Looking at both the stocks report and prospective planting, it is unclear when feed crop prices might increase, said Scott Irwin, professor and Laurence J. Norton Chair of agricultural marketing, department of agricultural and consumer economics at the University of Illinois.
He was speaking in a webinar with Todd Hubbs, assistant professor at the University of Illinois, analyzing the reports.
“The USDA reported stocks of 8.605bn bushels on March 1, 2019 and that is well below last year and also below 2017/18,” he said. “The problem is that it’s not nearly as low as what the market was expecting and what had been baked into corn prices.”

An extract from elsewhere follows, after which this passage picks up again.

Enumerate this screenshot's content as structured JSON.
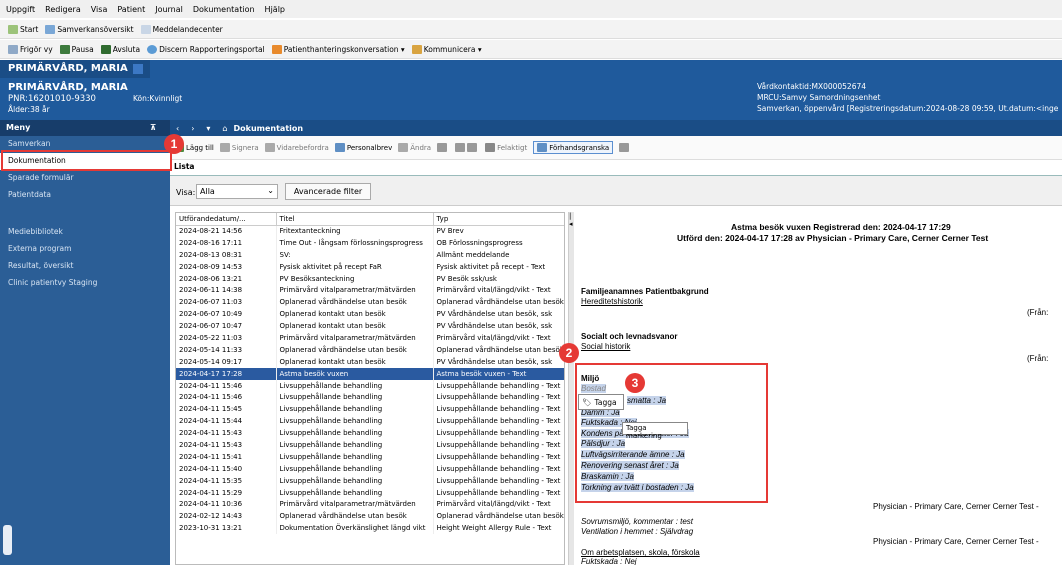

The anticipation before the report’s release was that there would be about 8.335bn bushels in storage not 8.6bn bushels, he said. “So we had kind of a humdinger of a surprise going into the stocks report today,” he added.
The difference between what was expected and the actual report results was one of the larger “surprises” in recent years, he added.
“If you thought the numbers were a little bit foreboding on corn, then we turn to the March 1 soybean stocks,” said Irwin.
The amount of soybeans in storage were much closer to what was anticipated but still higher than would have been predictable in past years, he added.
In 2019, planted area for soybeans is anticipated to drop 5% to about 84.6m acres, the USDA said. Plantings are predicted to be flat or down in 26 of the 29 states that plant soybeans.
Overall, the amount of soybeans in storage increased to 2.72bn bushels – up about 29% from this time last year, the USDA said. Soybeans in on-farm storage are estimated to be 1.27bn bushels, while those held in off-farm sites increased 15% to 1.45bn bushels.
Disappearance during the December 2018 to February 2019 period was about 1.03bn bushels, a drop of 2% from the previous year, the department said.
“We are at 2.716bn bushels [and] the market was pretty much on par with that,” said Irwin. “The bearish surprise on the stocks estimate was 33m bushels – not very big.”
The anticipation is that the amount of soybean crush could weaken going forward and there continues to be weakness in soybean exports, he said.
Although rumors continue regarding a potential trade deal between the US and China, even if it were to happen in the next few weeks it might not translate into exports for the 2018/19 marketing year.
US acres planted in corn in the upcoming 2019 growing season are forecast to reach about 92.8m acres, an increase of 4% or 3.66m acres from the previous year, the USDA said. Planted acreage is anticipated to stay the same or grow in 34 states.
Corn stocks dropped 3% from the amount in storage in March 2018, the USDA reported. The amount being held reached 8.6bn bushels.
Corn in on-farm storage increased 3% to 5.13bn bushels, and off-farm stocks dropped 11% to 3.47bn bushels, the department said. Disappearance during the December 2018 to February 2019 period was 3.33bn bushels, slightly below the pace set the previous year.
“It’s a big bearish surprise in terms of the usage of corn, there’s no way to put a happy face on that,” said Irwin. Weakness in feed and residual usage of corn has been demonstrated in the March 1 report for the last several years, he added.
“Directionally what this means is that everyone, the USDA and the market, has been overestimating usage in the first half of the marketing year for the last five years,” he said. “That’s a pretty sobering perspective.”
“If we take the March 1 stocks number literally than we have a shockingly low implied feed and residual use for the first half of the 2018/19 marketing year,” he said. However, there is some flexibility in what might have influenced that result, he added.
“What it means is that people have been putting cattle, and pigs and chickens on a diet,” he said. Alternatively, it could mean that a yield drop reported by the USDA earlier this year may not have been completely accurate or that both are partially correct.
Wheat and sorghum
Wheat planting in 2019 is expected to be down about 4% from the previous year, the USDA said. The predicted 45.8m acres is the smallest area since the department started keeping planting records.
Of the area planted, about 31.5m acres is set to be winter wheat, 12.8 is attributed to spring wheat and 1.42m acres in durum wheat, the department said.
Anticipated sorghum planted acres also fell dropping to about 5,135 from 5,690 last year, the department said.
Wheat stocks in storage on March 1 increased 6% to reach 1.59bn bushels, the USDA reported. Similarly, sorghum stocks rose 37% to 193m bushels.
However, oat stocks fell 9% from the previous year to 50.2m bushels, with the majority being stored off-farm, the department said. Barley amounts also fell – down about 7% from the previous year – to 121m bushels.
The December to February disappearance of wheat, barley and oats increased compared to previous years, the department said. But sorghum use levels during the time period dropped.